## Dataset excerpts
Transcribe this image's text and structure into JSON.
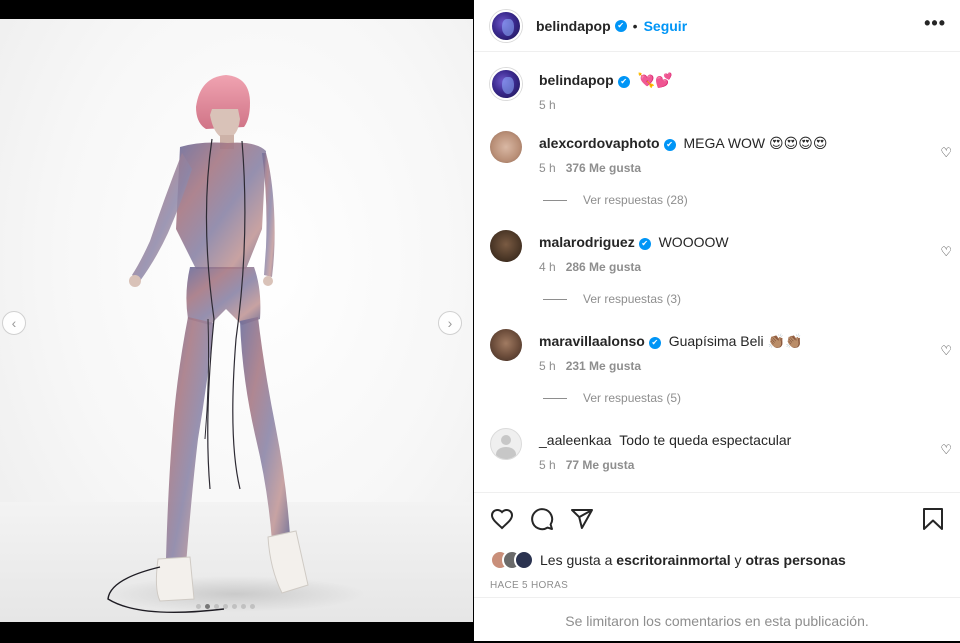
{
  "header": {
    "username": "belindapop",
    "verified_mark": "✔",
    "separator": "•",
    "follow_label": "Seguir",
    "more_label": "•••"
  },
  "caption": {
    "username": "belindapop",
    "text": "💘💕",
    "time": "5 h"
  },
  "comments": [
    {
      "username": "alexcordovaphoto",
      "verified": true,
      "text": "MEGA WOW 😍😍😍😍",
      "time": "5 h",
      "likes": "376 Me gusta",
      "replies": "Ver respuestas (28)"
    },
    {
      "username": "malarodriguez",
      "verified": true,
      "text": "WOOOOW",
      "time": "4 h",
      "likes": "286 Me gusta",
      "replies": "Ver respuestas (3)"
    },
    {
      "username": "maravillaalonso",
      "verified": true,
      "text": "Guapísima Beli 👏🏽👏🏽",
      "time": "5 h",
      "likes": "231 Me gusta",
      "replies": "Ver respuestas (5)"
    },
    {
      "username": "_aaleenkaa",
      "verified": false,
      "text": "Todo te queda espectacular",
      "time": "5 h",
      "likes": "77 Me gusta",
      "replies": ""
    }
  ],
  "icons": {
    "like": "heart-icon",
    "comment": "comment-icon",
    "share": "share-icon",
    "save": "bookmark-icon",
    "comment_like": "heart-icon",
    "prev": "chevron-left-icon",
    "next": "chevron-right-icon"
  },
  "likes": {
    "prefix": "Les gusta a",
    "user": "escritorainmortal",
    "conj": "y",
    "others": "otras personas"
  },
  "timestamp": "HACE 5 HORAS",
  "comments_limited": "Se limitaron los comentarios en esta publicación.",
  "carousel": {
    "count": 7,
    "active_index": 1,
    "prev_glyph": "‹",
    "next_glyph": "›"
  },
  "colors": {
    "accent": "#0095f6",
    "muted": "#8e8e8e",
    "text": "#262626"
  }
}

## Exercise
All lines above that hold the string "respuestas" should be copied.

## Result below
      "replies": "Ver respuestas (28)"
      "replies": "Ver respuestas (3)"
      "replies": "Ver respuestas (5)"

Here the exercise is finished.